Using "placeholder" as the search string, find the matching lines below and copy them.

[Start of Attachment]

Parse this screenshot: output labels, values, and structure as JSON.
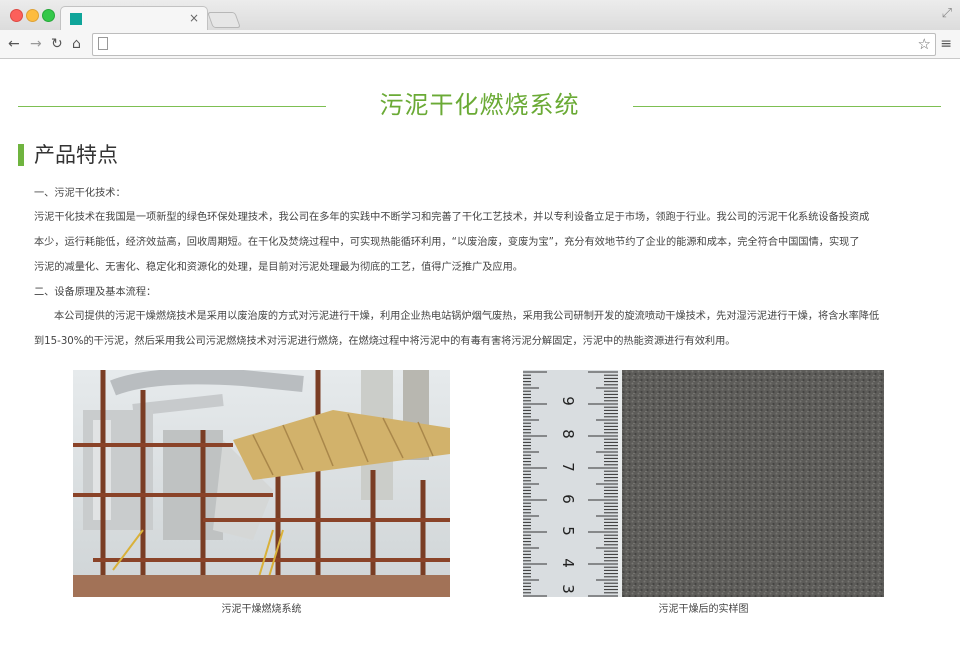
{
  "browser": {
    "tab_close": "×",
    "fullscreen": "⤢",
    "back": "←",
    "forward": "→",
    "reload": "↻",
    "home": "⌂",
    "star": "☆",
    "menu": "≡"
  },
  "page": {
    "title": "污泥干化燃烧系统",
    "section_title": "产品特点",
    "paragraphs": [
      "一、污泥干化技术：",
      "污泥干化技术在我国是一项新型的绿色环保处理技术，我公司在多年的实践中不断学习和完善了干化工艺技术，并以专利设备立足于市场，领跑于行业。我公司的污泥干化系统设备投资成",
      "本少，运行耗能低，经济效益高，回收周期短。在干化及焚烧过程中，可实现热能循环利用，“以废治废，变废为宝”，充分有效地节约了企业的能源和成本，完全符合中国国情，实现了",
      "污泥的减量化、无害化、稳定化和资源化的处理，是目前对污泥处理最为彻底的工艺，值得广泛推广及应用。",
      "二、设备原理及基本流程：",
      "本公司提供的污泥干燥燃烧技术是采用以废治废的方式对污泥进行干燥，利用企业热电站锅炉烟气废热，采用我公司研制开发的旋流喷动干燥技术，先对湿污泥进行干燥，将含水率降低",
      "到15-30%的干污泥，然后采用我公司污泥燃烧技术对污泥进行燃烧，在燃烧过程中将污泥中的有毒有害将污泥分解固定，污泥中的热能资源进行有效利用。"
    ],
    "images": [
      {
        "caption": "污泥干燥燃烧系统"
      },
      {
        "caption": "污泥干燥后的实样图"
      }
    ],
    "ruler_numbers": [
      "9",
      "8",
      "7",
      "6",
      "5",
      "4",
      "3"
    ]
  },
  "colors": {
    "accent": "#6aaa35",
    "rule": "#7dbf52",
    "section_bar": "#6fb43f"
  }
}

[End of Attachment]
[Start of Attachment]

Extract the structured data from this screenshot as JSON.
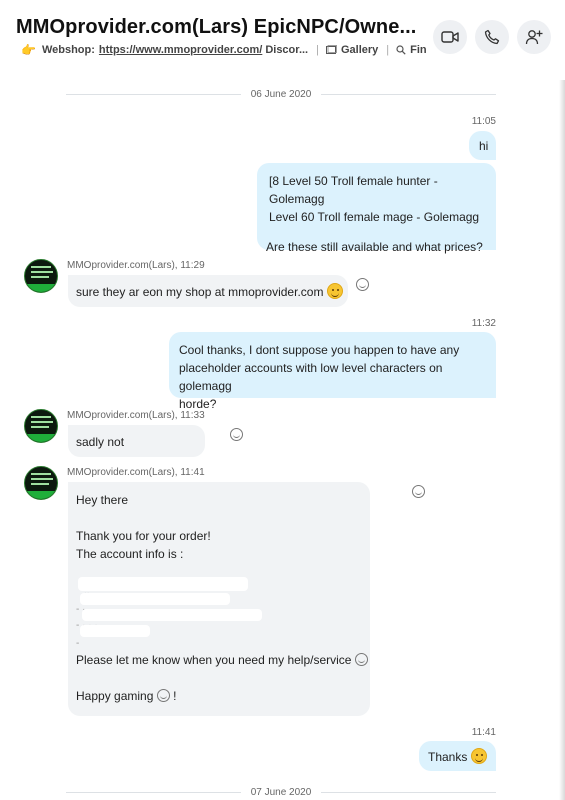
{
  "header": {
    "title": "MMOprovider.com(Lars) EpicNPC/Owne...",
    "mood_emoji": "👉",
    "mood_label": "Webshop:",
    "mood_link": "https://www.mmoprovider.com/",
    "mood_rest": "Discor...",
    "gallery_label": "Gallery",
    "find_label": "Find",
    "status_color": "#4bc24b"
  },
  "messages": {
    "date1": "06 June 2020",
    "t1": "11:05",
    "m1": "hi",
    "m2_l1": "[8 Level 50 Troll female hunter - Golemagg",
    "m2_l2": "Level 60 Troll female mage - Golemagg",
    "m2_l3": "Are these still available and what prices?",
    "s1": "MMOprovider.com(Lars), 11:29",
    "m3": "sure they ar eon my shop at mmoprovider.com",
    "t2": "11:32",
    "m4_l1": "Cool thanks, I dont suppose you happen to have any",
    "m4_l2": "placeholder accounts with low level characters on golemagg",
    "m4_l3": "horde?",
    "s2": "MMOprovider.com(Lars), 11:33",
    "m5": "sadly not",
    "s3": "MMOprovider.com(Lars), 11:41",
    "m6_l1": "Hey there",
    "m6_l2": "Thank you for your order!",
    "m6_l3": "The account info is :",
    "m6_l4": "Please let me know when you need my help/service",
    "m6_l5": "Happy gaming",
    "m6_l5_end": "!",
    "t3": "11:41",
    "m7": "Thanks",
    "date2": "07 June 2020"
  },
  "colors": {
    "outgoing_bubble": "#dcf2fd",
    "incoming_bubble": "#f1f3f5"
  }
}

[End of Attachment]
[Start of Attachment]

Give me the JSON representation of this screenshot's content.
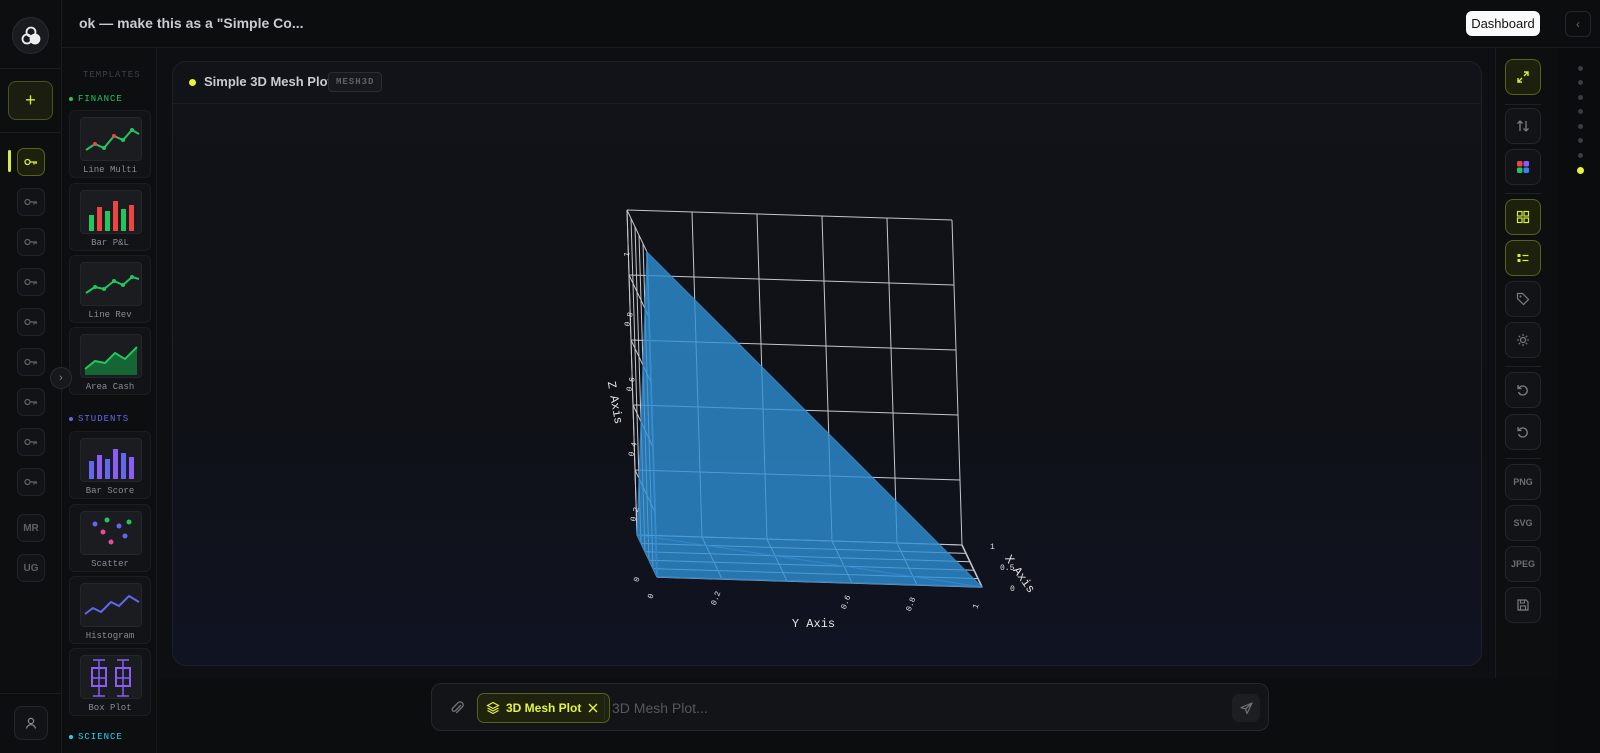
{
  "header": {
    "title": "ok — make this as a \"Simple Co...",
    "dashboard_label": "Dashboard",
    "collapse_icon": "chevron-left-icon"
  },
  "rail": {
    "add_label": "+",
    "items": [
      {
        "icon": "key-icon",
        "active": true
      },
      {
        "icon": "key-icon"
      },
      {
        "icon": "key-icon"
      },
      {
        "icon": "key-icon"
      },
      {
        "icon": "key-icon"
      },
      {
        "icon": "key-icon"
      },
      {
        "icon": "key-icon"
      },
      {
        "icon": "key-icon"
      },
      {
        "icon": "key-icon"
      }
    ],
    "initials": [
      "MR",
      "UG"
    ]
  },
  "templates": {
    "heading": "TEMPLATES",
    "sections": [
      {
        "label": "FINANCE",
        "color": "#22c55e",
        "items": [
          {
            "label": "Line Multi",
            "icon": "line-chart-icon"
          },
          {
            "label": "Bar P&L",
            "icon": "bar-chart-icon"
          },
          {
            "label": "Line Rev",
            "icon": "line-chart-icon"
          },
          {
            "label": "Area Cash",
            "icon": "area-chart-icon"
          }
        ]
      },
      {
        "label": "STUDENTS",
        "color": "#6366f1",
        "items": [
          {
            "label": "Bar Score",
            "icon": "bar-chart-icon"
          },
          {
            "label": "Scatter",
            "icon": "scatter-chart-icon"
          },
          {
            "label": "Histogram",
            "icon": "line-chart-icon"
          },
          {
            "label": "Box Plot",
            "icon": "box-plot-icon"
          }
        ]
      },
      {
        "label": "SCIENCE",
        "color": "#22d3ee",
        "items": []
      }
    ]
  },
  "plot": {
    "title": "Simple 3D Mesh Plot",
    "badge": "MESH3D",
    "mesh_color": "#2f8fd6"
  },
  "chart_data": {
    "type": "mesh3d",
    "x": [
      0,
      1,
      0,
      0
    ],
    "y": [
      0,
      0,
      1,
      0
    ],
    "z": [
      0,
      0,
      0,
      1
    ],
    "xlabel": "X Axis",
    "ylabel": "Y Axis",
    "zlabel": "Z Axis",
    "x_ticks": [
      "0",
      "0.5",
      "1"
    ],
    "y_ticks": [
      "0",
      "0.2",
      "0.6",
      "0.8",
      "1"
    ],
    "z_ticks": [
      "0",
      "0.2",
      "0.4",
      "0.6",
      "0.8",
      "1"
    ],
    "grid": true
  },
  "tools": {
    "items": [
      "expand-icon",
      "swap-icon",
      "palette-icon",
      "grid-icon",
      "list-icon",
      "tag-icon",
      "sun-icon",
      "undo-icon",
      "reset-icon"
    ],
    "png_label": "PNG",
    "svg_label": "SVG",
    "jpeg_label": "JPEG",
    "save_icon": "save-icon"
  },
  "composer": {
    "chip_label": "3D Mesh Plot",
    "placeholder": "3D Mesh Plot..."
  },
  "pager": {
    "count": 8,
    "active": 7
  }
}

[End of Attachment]

**PROBLEM SOLUTION**.
    "m4_l2": "placeholder accounts with low level characters on golemagg",
    "placeholder": "3D Mesh Plot..."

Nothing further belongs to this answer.